This Beginner’s series evolves. While you work meditatively and within your limits, you will learn variations, step by step, that take you to an Intermediate level of practice.
At the Intermediate level, my approach adds about a dozen more core Asanas, and greater depth to Pranayama practice. The focus at this level is on both the fundamentals of alignment and on bringing the meditative state into standing poses. The Intermediate course is also an introduction to the early “Jumping” series of BKS Iyengar. As with the Beginners program, step by step, you will advance in level of practice.
If you are regular in your practice and like to focus on fitness, the Advanced course encourages you to challenge your limits. Here, more advanced “Jumpings” serve as a springboard to integrate a variety of technically more difficult Asana and Pranayama practices. At times I will use inversions at the start of the Asana practice, and we may work in pairs.
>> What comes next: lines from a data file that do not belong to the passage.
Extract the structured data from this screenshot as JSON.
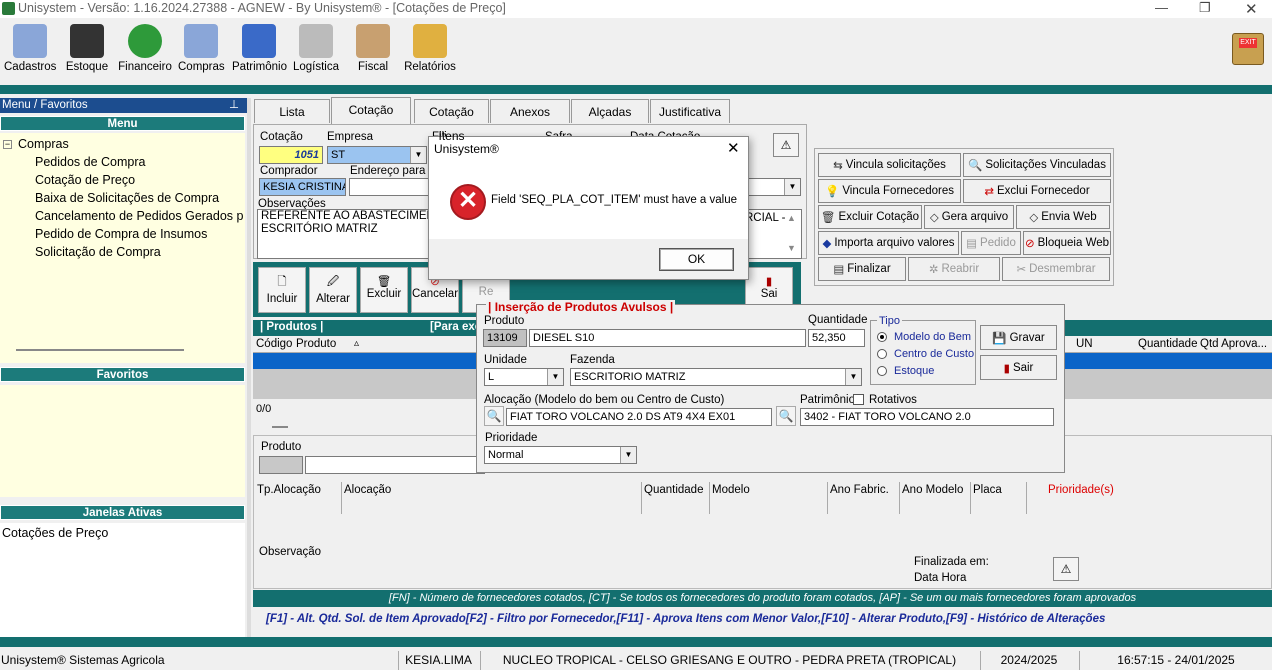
{
  "window": {
    "title": "Unisystem - Versão: 1.16.2024.27388 - AGNEW - By Unisystem® - [Cotações de Preço]"
  },
  "toolbar": {
    "items": [
      {
        "label": "Cadastros",
        "icon": "id-card-icon"
      },
      {
        "label": "Estoque",
        "icon": "barcode-icon"
      },
      {
        "label": "Financeiro",
        "icon": "dollar-icon"
      },
      {
        "label": "Compras",
        "icon": "pencil-icon"
      },
      {
        "label": "Patrimônio",
        "icon": "chair-icon"
      },
      {
        "label": "Logística",
        "icon": "truck-icon"
      },
      {
        "label": "Fiscal",
        "icon": "person-icon"
      },
      {
        "label": "Relatórios",
        "icon": "report-icon"
      }
    ]
  },
  "sidebar": {
    "header": "Menu / Favoritos",
    "menu_title": "Menu",
    "root": "Compras",
    "items": [
      "Pedidos de Compra",
      "Cotação de Preço",
      "Baixa de Solicitações de Compra",
      "Cancelamento de Pedidos Gerados p",
      "Pedido de Compra de Insumos",
      "Solicitação de Compra"
    ],
    "favorites_title": "Favoritos",
    "active_title": "Janelas Ativas",
    "active_items": [
      "Cotações de Preço"
    ]
  },
  "tabs": [
    "Lista",
    "Cotação",
    "Cotação Itens",
    "Anexos",
    "Alçadas",
    "Justificativa"
  ],
  "form": {
    "cotacao_label": "Cotação",
    "cotacao_value": "1051",
    "empresa_label": "Empresa",
    "empresa_value": "ST",
    "filial_label": "Fili",
    "safra_label": "Safra",
    "data_label": "Data Cotação",
    "comprador_label": "Comprador",
    "comprador_value": "KESIA CRISTINA",
    "endereco_label": "Endereço para E",
    "obs_label": "Observações",
    "obs_value_left": "REFERENTE AO ABASTECIMENT\nESCRITÓRIO MATRIZ",
    "obs_value_right": "RCIAL -"
  },
  "actions": {
    "incluir": "Incluir",
    "alterar": "Alterar",
    "excluir": "Excluir",
    "cancelar": "Cancelar",
    "re": "Re",
    "sai": "Sai"
  },
  "right_buttons": [
    {
      "label": "Vincula solicitações",
      "enabled": true
    },
    {
      "label": "Solicitações Vinculadas",
      "enabled": true
    },
    {
      "label": "Vincula Fornecedores",
      "enabled": true
    },
    {
      "label": "Exclui Fornecedor",
      "enabled": true
    },
    {
      "label": "Excluir Cotação",
      "enabled": true
    },
    {
      "label": "Gera arquivo",
      "enabled": true
    },
    {
      "label": "Envia Web",
      "enabled": true
    },
    {
      "label": "Importa arquivo valores",
      "enabled": true
    },
    {
      "label": "Pedido",
      "enabled": false
    },
    {
      "label": "Bloqueia Web",
      "enabled": true
    },
    {
      "label": "Finalizar",
      "enabled": true
    },
    {
      "label": "Reabrir",
      "enabled": false
    },
    {
      "label": "Desmembrar",
      "enabled": false
    }
  ],
  "products": {
    "header": "| Produtos |",
    "header2": "[Para exc",
    "col_codigo": "Código",
    "col_produto": "Produto",
    "col_un": "UN",
    "col_qtd": "Quantidade",
    "col_qtdaprov": "Qtd Aprova...",
    "count": "0/0"
  },
  "lower": {
    "produto_label": "Produto",
    "tp_alocacao": "Tp.Alocação",
    "alocacao": "Alocação",
    "quantidade": "Quantidade",
    "modelo": "Modelo",
    "ano_fabric": "Ano Fabric.",
    "ano_modelo": "Ano Modelo",
    "placa": "Placa",
    "prioridades": "Prioridade(s)",
    "observacao": "Observação",
    "finalizada": "Finalizada em:",
    "data_hora": "Data Hora"
  },
  "legend1": "[FN] - Número de fornecedores cotados,  [CT] - Se todos os fornecedores do produto foram cotados,  [AP] - Se um ou mais fornecedores foram aprovados",
  "legend2": "[F1] - Alt. Qtd. Sol. de Item Aprovado[F2] - Filtro por Fornecedor,[F11] - Aprova Itens com Menor Valor,[F10] - Alterar Produto,[F9] - Histórico de Alterações",
  "insert_panel": {
    "title": "| Inserção de Produtos Avulsos |",
    "produto_label": "Produto",
    "produto_code": "13109",
    "produto_name": "DIESEL S10",
    "quantidade_label": "Quantidade",
    "quantidade_value": "52,350",
    "tipo_label": "Tipo",
    "tipo_options": [
      "Modelo do Bem",
      "Centro de Custo",
      "Estoque"
    ],
    "tipo_selected": "Modelo do Bem",
    "gravar": "Gravar",
    "sair": "Sair",
    "unidade_label": "Unidade",
    "unidade_value": "L",
    "fazenda_label": "Fazenda",
    "fazenda_value": "ESCRITORIO MATRIZ",
    "alocacao_label": "Alocação (Modelo do bem ou Centro de Custo)",
    "alocacao_value": "FIAT TORO VOLCANO 2.0 DS AT9 4X4 EX01",
    "patrimonio_label": "Patrimônio",
    "rotativos_label": "Rotativos",
    "patrimonio_value": "3402 - FIAT TORO VOLCANO 2.0",
    "prioridade_label": "Prioridade",
    "prioridade_value": "Normal"
  },
  "dialog": {
    "title": "Unisystem®",
    "message": "Field 'SEQ_PLA_COT_ITEM' must have a value",
    "ok": "OK"
  },
  "statusbar": {
    "company": "Unisystem® Sistemas Agricola",
    "user": "KESIA.LIMA",
    "unit": "NUCLEO TROPICAL - CELSO GRIESANG E OUTRO - PEDRA PRETA (TROPICAL)",
    "safra": "2024/2025",
    "datetime": "16:57:15 - 24/01/2025"
  },
  "colors": {
    "teal": "#1c7b7b",
    "accent_blue": "#0a64c8",
    "selected_row": "#0a64c8",
    "legend_bg": "#1c7b7b"
  }
}
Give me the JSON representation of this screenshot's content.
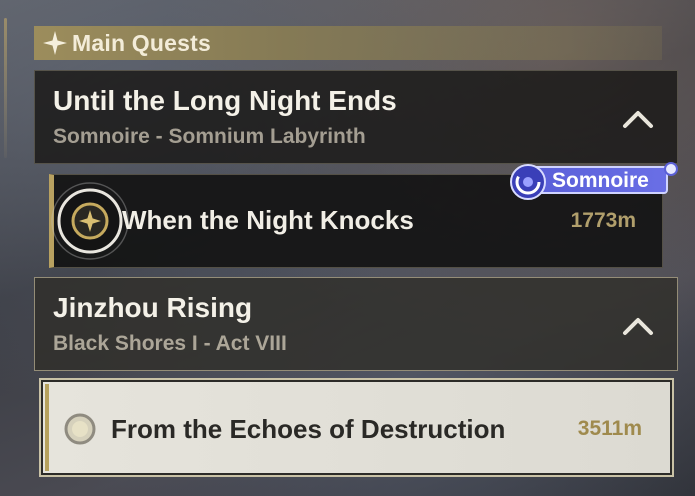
{
  "section": {
    "title": "Main Quests",
    "icon": "sparkle-star-icon"
  },
  "quests": [
    {
      "title": "Until the Long Night Ends",
      "subtitle": "Somnoire - Somnium Labyrinth",
      "expanded": true,
      "task": {
        "name": "When the Night Knocks",
        "distance": "1773m",
        "tracked": true,
        "icon": "tracked-quest-marker-icon"
      },
      "badge": {
        "label": "Somnoire",
        "icon": "somnoire-swirl-icon"
      }
    },
    {
      "title": "Jinzhou Rising",
      "subtitle": "Black Shores I - Act VIII",
      "expanded": true,
      "task": {
        "name": "From the Echoes of Destruction",
        "distance": "3511m",
        "selected": true,
        "icon": "quest-radio-icon"
      }
    }
  ],
  "colors": {
    "accent_gold": "#b8a160",
    "badge_blue": "#5a5fd8",
    "header_gold": "#9c8d5c"
  }
}
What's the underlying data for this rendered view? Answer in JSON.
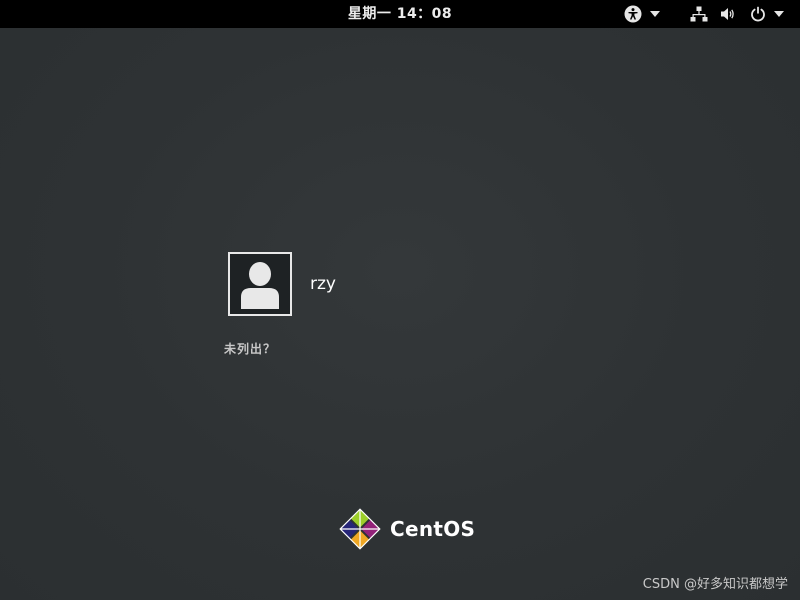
{
  "topbar": {
    "clock": "星期一 14：08",
    "icons": [
      "accessibility-icon",
      "network-icon",
      "volume-icon",
      "power-icon"
    ]
  },
  "login": {
    "users": [
      {
        "name": "rzy",
        "avatar_icon": "user-avatar-icon"
      }
    ],
    "not_listed_label": "未列出？"
  },
  "branding": {
    "logo_text": "CentOS",
    "logo_icon": "centos-logo-icon"
  },
  "watermark": "CSDN @好多知识都想学",
  "colors": {
    "background": "#2e3234",
    "topbar": "#000000",
    "text": "#ffffff"
  }
}
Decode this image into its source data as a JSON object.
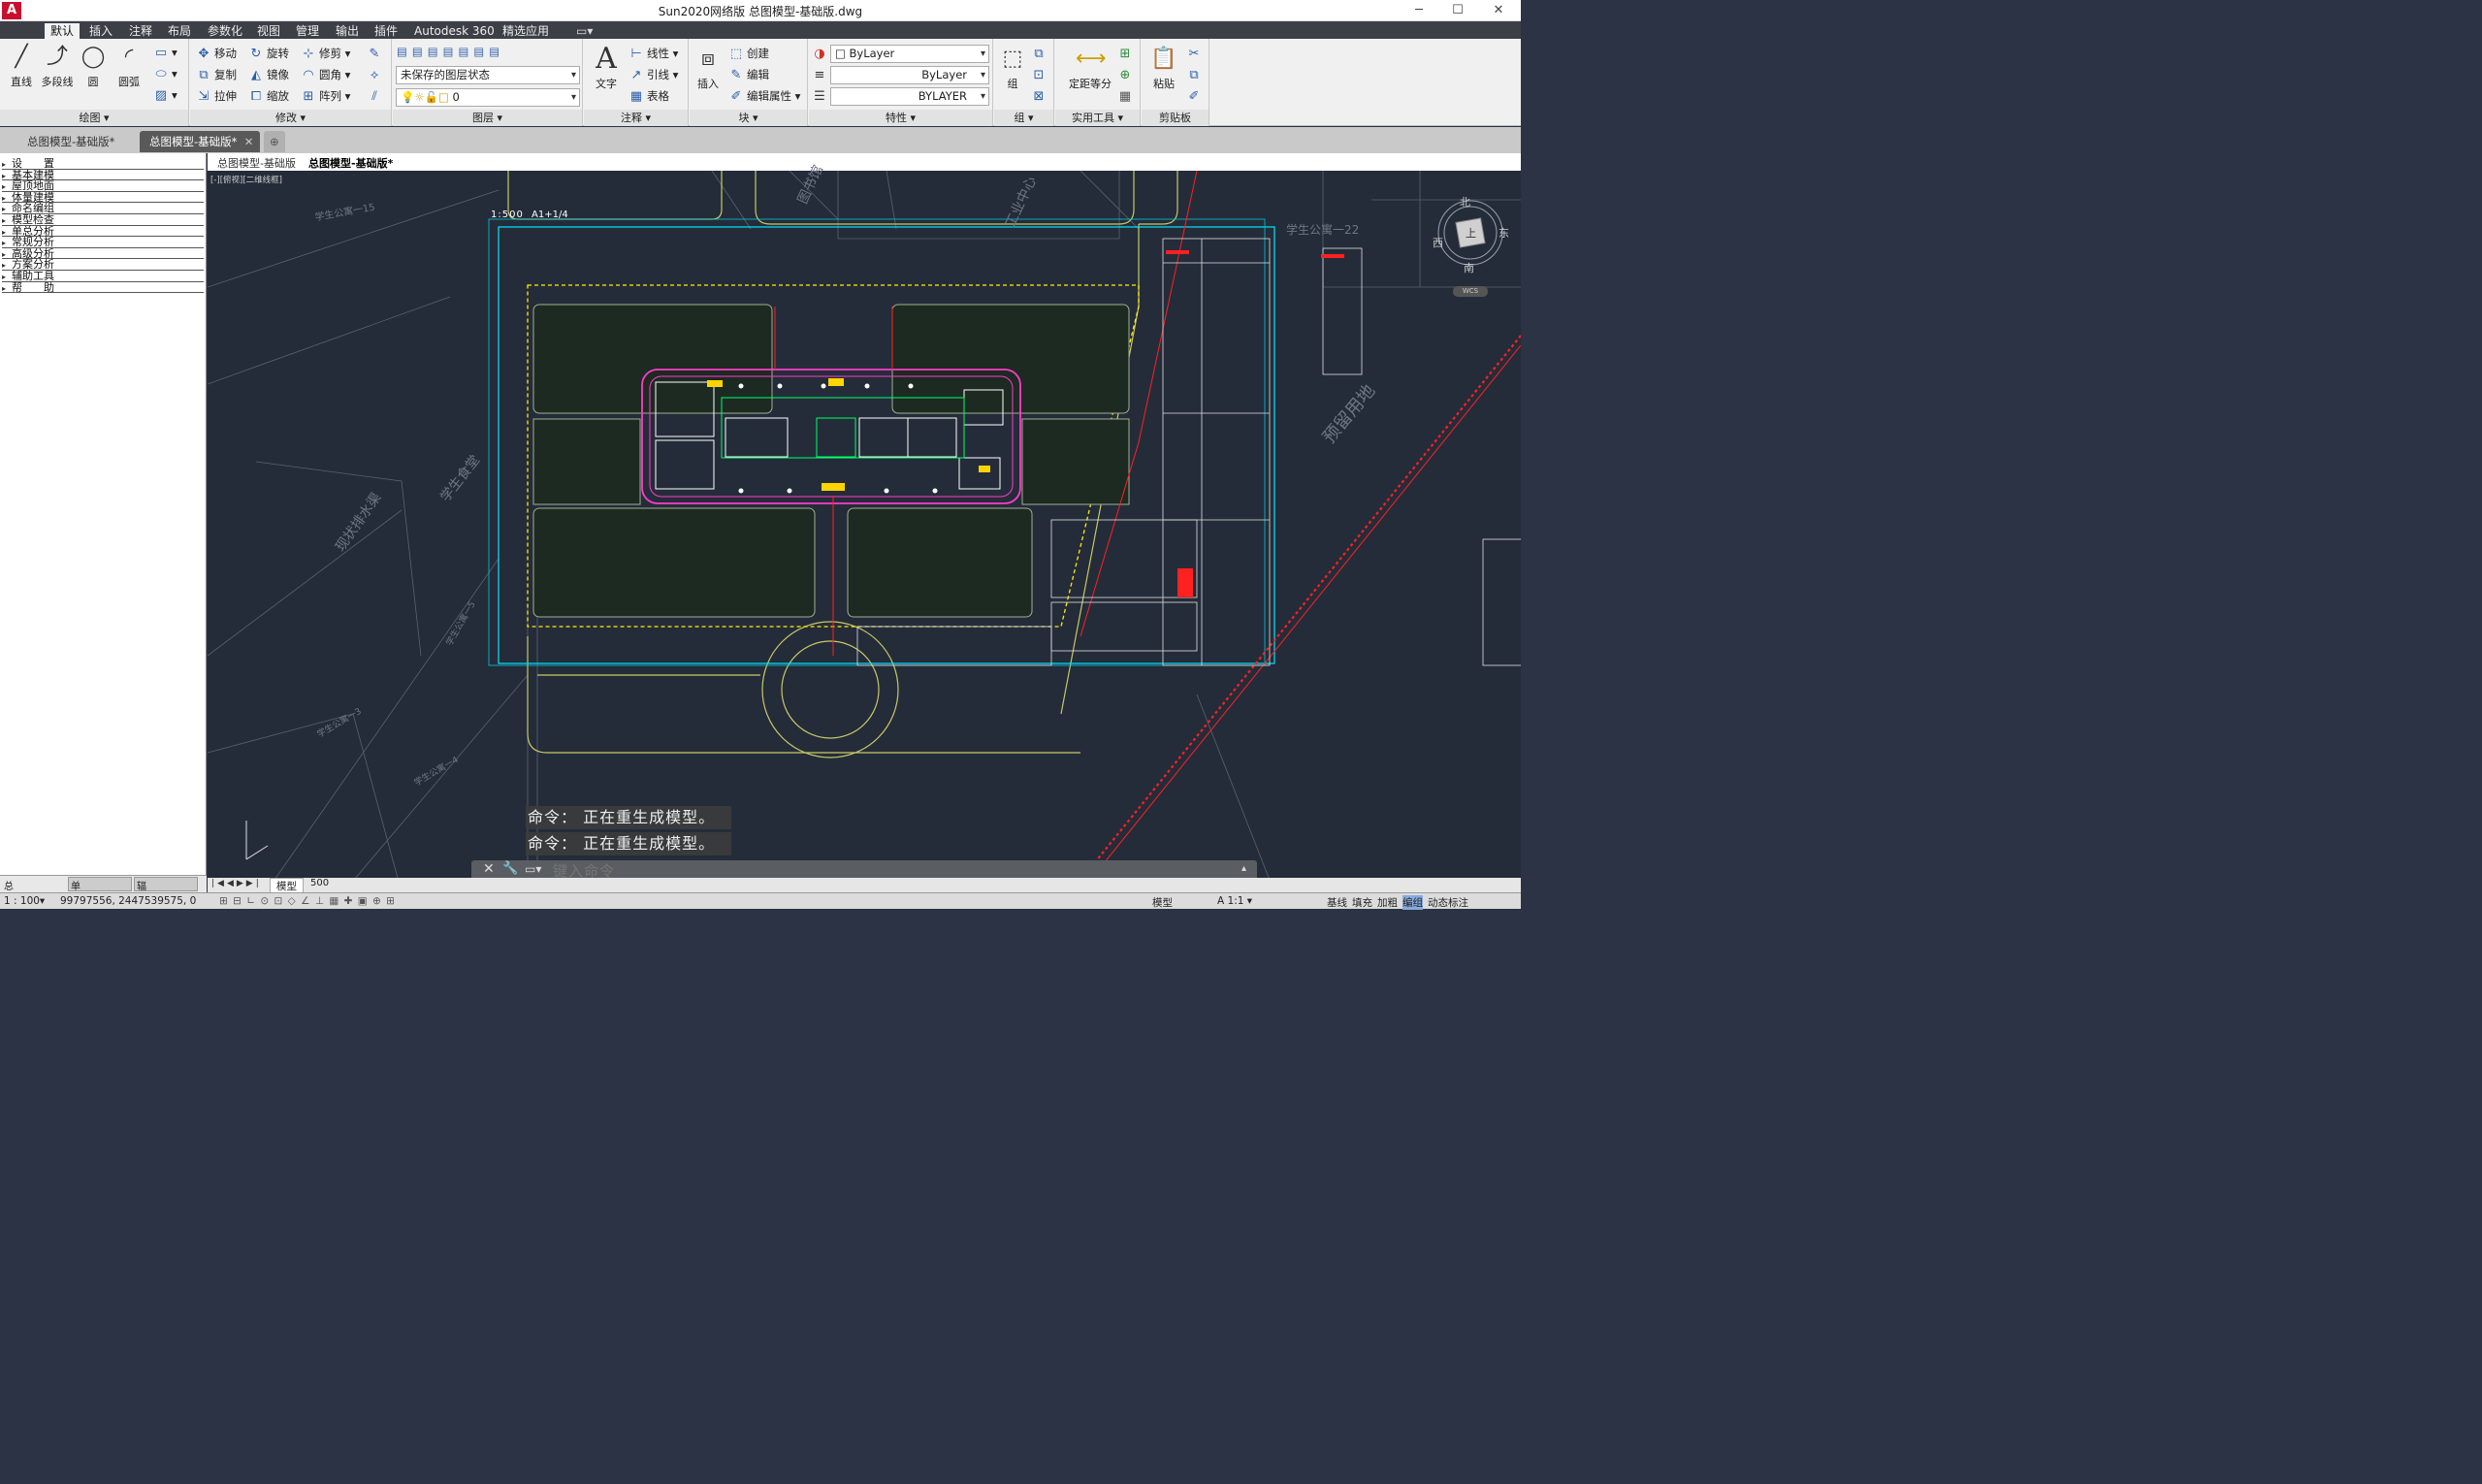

My approach to the Meditation course is also based on the Raja Yoga of Patanjali (also called: Ashtanga), which is at least 2500 years old. While asana practice is the external means, meditation is the internal means and the most significant level of yoga practice. As in the Asana classes, my teaching of meditation is systematic. By receiving a solid foundation that can evolve, you will gain experiential understanding of the skills needed to become long-term meditator. In this ‘How to Meditate’ course, I use traditional practices found across cultures, as well as techniques often associated with personal growth.
– Lakshyan Schanzer